The University of Edinburgh is collaborating with GlaxoSmithKline (GSK) to discover and develop medicines to treat liver disease. Researchers from the university have identified a mechanism that appears to be key to treating chronic liver diseases such as fibrosis or cirrhosis of the liver, and the researchers hope the GSK partnership will help to expedite this into the discovery and development of a new treatment.
Per the agreement, the university will receive financial support from GSK linked to reaching specific milestones as well as an undisclosed upfront payment and royalties on sales from any product produced as a result of the collaboration that is commercialized successfully. Work on the project will be carried out both within GSK and at the College of Medicine and Veterinary Medicine located at Edinburgh BioQuarter. Edinburgh BioQuarter negotiated the agreement.
Jonathan Fallowfield, Ph.D., senior clinical fellow and honorary consultant hepatologist at the university, said in a statement that the mechanism the researchers have identified could potentially prevent, halt or even reverse liver scarring if its therapeutic properties were harnessed.
“This is potentially very exciting and would transform the way we view and manage chronic liver disease in the future,” he added.

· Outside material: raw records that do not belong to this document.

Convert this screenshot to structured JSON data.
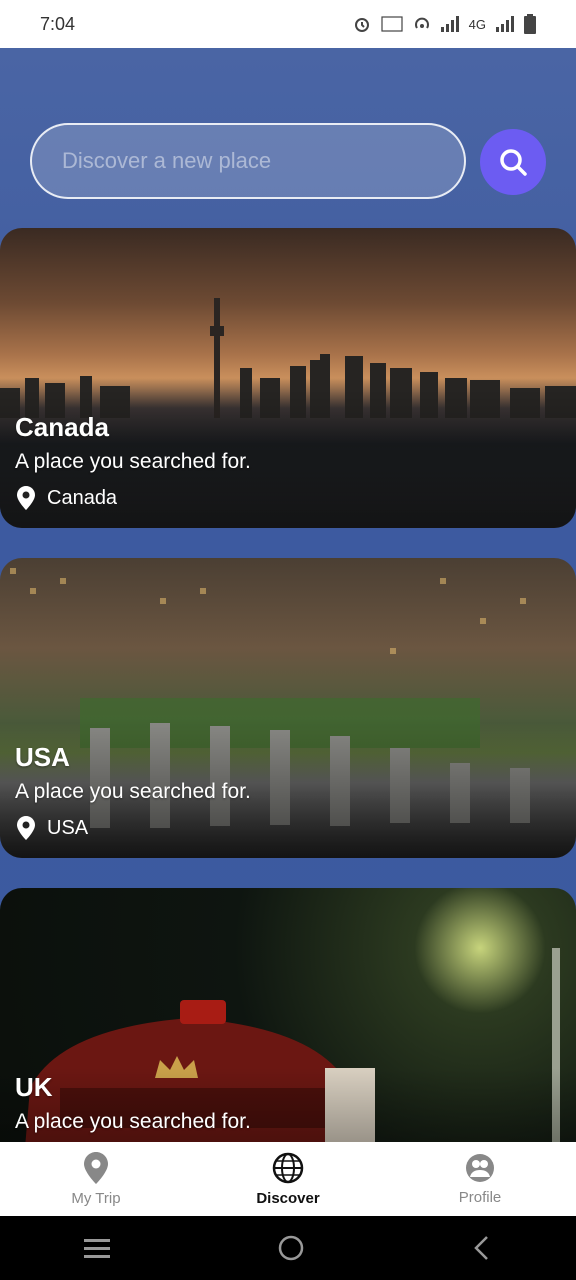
{
  "status_bar": {
    "time": "7:04",
    "network": "4G"
  },
  "search": {
    "placeholder": "Discover a new place"
  },
  "cards": [
    {
      "title": "Canada",
      "subtitle": "A place you searched for.",
      "location": "Canada"
    },
    {
      "title": "USA",
      "subtitle": "A place you searched for.",
      "location": "USA"
    },
    {
      "title": "UK",
      "subtitle": "A place you searched for."
    }
  ],
  "bottom_nav": {
    "items": [
      {
        "label": "My Trip",
        "icon": "location-pin-icon",
        "active": false
      },
      {
        "label": "Discover",
        "icon": "globe-icon",
        "active": true
      },
      {
        "label": "Profile",
        "icon": "profile-icon",
        "active": false
      }
    ]
  },
  "colors": {
    "accent": "#6c5cf2",
    "background": "#3d5aa0"
  }
}
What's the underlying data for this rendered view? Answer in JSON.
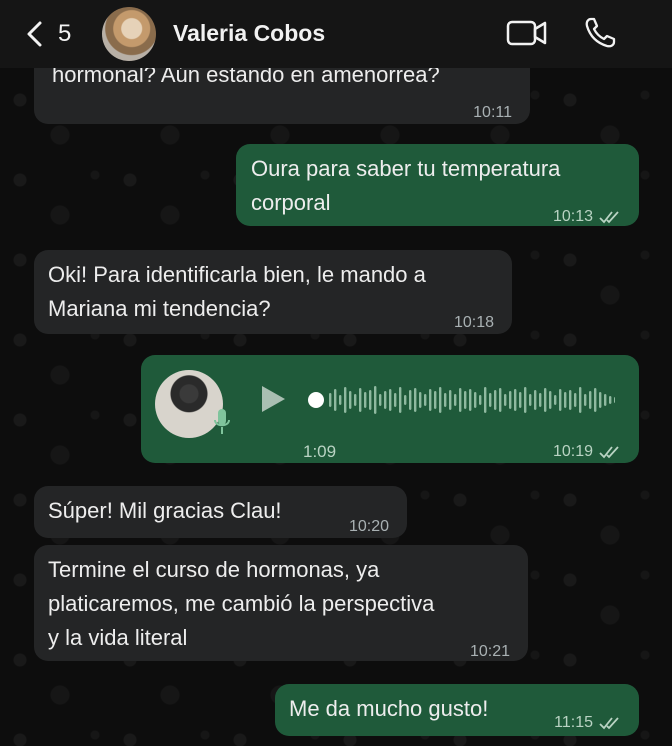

This alliance is the second of this type the University of Edinburgh has made with GSK; the first was made in October of 2011 to discover and develop medicines that could treat severe acute pancreatitis. Both of these collabs were formed through GSK’s Discovery Partnerships with Academia initiative, the aim of which, the firm says, is to bring together the skills from academia and GSK into partnerships that could translate academic research into novel medicines.